Every thing and every part
of a thing has a voice and sings.
Teapot I 1993 30" x 24" oil on panel
The Surface Qualities of an Object
In this first section, we will be looking at the emanations of objects. Presently, our way of seeing deals mainly with the surface of forms—an object’s size, shape, color, and the material it is made of, as well as the effects of light and shadow on its surfaces. Most studies of vision begin and end here. On this level, objects are perceived in their most dense state and are usually thought of as no more than inert matter.
As we open to the experience of emanations, we start to enter a world of higher energy and life. There is no part of an object that is not emanating an energy or a "note." You can see a visual equivalent of this in infrared photography where different frequencies of energy emanate from and extend beyond the edges of the form.
Saddle I 1989 40" x 27" oil on canvas
The Emanations of an Object
The following three paintings of this Southwestern still life are done as a set. Here I was exploring how far I could go in expressing the emanations I was perceiving from the objects in the still life.
Western Still Life I 2015 14" x 18" oil on panel
Here the emanations are portrayed more subtly with the main emphasis being on surface qualities.
Western Still Life - Energetic Study 2015
6.5" x 8.5" mixed media on paper
In this painting, the emphasis is on the emanations of the objects as well as their energy essence with no consideration for surface detail. At this stage, unlike the above painting, "Western Still Life I." I spent more time looking and feeling than painting.

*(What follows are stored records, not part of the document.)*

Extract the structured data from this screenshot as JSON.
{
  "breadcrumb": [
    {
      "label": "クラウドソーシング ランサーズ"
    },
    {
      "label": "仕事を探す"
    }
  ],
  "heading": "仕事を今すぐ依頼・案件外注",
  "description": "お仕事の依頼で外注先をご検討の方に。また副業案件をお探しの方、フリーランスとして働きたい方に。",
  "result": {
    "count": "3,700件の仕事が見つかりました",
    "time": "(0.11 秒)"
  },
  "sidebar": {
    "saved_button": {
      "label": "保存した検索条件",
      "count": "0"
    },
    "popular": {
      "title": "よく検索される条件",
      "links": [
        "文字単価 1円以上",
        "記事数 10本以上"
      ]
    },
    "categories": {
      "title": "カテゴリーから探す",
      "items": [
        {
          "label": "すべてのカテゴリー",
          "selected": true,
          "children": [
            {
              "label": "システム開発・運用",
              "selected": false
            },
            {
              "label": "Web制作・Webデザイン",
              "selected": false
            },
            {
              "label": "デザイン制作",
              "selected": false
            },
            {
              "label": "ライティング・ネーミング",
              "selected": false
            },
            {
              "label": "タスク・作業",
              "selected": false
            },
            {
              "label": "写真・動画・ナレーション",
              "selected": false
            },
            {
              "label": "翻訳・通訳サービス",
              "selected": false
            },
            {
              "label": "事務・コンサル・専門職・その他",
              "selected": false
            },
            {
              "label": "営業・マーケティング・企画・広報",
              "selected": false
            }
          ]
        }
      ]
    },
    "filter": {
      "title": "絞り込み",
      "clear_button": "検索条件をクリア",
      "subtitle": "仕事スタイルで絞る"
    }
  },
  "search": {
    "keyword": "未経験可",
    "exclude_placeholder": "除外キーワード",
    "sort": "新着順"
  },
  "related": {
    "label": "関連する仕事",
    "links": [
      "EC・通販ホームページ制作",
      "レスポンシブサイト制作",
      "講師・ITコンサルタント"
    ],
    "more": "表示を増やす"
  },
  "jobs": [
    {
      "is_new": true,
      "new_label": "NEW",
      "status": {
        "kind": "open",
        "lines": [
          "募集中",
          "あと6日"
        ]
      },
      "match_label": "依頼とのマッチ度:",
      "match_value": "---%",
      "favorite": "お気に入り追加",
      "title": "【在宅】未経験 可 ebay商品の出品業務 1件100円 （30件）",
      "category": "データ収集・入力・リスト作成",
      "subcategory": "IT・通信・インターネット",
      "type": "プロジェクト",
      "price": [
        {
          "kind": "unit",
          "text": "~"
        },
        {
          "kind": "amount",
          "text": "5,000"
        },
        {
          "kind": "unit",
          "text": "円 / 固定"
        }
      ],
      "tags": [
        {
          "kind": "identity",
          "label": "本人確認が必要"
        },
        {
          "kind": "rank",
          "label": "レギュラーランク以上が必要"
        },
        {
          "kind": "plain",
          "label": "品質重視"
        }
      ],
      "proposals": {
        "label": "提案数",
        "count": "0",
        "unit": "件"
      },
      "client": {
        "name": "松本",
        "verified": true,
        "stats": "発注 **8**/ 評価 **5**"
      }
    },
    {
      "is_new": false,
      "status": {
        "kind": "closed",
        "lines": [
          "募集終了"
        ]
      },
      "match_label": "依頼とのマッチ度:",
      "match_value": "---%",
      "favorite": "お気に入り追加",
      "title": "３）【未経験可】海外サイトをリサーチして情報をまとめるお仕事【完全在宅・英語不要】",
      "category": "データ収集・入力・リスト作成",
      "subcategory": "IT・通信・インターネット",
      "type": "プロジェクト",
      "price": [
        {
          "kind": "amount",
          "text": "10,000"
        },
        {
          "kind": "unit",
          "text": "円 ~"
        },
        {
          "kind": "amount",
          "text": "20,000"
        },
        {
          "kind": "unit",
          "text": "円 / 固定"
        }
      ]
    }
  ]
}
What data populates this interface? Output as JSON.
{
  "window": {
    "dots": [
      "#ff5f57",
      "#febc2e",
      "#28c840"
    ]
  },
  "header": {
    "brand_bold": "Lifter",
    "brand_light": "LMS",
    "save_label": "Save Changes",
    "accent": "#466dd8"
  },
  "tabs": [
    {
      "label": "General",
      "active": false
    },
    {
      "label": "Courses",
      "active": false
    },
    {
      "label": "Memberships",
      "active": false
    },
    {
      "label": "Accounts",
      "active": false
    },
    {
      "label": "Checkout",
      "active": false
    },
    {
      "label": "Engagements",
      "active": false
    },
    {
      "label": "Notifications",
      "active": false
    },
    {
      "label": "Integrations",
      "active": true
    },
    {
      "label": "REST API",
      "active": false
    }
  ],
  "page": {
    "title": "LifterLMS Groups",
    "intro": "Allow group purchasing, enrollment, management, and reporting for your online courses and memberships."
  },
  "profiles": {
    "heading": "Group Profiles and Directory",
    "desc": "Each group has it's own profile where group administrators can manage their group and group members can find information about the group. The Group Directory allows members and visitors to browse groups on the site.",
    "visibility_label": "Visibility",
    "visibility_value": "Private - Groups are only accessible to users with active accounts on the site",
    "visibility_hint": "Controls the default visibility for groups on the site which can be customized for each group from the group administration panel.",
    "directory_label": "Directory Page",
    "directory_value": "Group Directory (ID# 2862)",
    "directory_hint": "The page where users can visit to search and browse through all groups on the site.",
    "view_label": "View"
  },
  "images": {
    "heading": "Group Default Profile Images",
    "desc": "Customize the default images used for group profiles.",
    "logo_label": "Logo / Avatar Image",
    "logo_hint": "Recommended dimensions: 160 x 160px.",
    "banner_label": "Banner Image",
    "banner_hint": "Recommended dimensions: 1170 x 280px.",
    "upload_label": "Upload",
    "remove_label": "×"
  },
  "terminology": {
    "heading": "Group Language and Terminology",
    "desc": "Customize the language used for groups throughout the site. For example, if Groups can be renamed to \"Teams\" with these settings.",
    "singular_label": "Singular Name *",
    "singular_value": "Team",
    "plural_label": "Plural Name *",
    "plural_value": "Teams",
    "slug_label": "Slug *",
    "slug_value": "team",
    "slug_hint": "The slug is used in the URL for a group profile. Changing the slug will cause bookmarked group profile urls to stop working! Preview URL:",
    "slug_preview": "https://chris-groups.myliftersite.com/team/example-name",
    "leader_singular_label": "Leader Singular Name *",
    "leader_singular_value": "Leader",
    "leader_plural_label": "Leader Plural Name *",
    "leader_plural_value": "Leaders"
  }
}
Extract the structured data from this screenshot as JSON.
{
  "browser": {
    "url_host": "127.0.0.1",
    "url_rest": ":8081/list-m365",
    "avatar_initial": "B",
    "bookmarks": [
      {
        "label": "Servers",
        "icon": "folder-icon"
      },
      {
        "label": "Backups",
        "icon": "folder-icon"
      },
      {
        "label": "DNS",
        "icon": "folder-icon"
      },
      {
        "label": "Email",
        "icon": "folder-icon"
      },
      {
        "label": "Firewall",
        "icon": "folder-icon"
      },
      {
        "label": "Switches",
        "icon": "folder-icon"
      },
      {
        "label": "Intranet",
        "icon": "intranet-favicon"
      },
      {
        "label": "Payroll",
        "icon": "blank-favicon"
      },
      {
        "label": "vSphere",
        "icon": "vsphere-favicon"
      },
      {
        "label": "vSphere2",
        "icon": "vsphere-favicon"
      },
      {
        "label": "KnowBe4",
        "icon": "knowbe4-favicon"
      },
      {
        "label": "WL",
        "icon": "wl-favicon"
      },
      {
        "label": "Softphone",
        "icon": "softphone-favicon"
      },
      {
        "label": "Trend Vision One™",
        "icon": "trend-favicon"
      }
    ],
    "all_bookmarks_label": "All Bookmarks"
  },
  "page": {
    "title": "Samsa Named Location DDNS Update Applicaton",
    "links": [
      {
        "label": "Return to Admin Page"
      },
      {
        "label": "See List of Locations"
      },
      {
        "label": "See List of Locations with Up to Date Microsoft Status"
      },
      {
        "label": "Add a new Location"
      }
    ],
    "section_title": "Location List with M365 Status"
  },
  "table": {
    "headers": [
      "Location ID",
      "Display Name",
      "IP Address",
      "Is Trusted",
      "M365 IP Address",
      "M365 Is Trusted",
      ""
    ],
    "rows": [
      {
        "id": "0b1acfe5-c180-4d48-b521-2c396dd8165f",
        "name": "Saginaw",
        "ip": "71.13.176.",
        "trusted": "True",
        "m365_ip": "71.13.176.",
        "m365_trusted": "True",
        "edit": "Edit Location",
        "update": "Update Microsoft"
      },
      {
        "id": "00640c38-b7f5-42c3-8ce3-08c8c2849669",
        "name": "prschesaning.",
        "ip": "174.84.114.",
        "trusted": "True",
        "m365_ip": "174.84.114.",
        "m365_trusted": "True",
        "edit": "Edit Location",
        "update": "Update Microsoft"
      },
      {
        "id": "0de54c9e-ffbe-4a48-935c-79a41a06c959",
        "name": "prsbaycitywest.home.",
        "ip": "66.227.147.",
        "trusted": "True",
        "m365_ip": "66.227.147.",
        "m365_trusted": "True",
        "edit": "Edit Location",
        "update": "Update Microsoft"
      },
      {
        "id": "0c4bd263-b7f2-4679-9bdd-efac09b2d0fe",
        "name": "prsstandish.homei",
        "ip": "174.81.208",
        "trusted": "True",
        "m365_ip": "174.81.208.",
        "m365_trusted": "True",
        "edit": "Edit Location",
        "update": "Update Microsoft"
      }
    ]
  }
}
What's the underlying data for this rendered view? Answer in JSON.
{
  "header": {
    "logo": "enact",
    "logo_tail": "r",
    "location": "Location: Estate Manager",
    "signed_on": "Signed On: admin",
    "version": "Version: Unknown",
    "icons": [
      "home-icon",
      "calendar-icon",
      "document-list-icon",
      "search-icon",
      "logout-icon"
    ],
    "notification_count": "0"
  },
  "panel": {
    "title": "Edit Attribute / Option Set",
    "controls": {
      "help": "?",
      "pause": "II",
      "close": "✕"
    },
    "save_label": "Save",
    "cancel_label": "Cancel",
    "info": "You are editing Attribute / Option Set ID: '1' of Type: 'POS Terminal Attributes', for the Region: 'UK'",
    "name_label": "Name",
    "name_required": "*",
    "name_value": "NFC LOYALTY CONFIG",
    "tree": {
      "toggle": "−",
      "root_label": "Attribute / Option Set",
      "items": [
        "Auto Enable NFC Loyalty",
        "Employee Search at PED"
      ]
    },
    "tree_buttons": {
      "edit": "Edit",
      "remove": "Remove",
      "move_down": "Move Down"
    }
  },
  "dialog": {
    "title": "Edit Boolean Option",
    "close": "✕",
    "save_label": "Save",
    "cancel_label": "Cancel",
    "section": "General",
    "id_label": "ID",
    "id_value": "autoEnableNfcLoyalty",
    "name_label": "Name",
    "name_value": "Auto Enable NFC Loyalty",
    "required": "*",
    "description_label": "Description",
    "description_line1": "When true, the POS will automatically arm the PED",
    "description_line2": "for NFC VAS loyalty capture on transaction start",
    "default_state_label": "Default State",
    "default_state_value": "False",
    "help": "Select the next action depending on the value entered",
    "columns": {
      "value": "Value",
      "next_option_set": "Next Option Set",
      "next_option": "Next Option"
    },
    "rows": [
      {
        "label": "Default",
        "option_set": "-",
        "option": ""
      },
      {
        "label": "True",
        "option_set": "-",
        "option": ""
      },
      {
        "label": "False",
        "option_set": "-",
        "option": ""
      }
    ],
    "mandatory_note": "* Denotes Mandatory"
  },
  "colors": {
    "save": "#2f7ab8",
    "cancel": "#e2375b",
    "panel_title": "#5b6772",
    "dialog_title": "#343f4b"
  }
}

The following quote from Albert Einstein, receiver of the 1921 Nobel Prize in Physics, who developed the theory of relativity, appears next to this piece in my traveling museum exhibit:
“What we have called matter is energy, whose vibration has been so lowered as to be perceptible to the senses. There is no matter.”
One of the main ways emanations can be expressed in painting is by manipulating the color of an object. For example, parts of a green apple can actually have the emanations of the energy of yellow, orange, or violet instead. One of the greatest masters in using modified color, shading, and brush stroke to portray the life and emanations of objects was Paul Cézanne.
Western Still Life-High Energy 2015
14" x 18" mixed media on canvas
Here there is a little more consideration for surface detail, yet the emphasis is on emanations, and they are expressed using color and the implied "speed" of the brush strokes. Though it seems exaggerated, the more one looks at emanations the stronger they become.
Emanations can be brought into focus through the act of giving them expression. A few years ago I was giving a child an art lesson out in the foothills of the Sierra Mountains. I told the child, who also studied the violin, that before he began to paint, to feel the emanations coming from the rolling hills, the trees and the terraces of grape vines. I walked away for a few moments and when I returned I was surprised to see the child rocking back and forth as he looked at the landscape beyond. As I drew closer, I could hear him happily humming. When I asked him what he was doing, he responded quite enthusiastically, “I am playing the landscape.”
For this little boy, the emanations of the landscape became more alive as he played them on his imaginary violin.
Emanations - Log Bridges 2009
8" x 10" watercolor & crayon on paper
In the drawing I used line to express directly the sense of emanations. One’s interpretation of emanations, however, does not have to be as conspicuous as in this example and can actually be quite subtle.
San Ildefonso Pueblo II 2001 15" x 24" mixed media on panel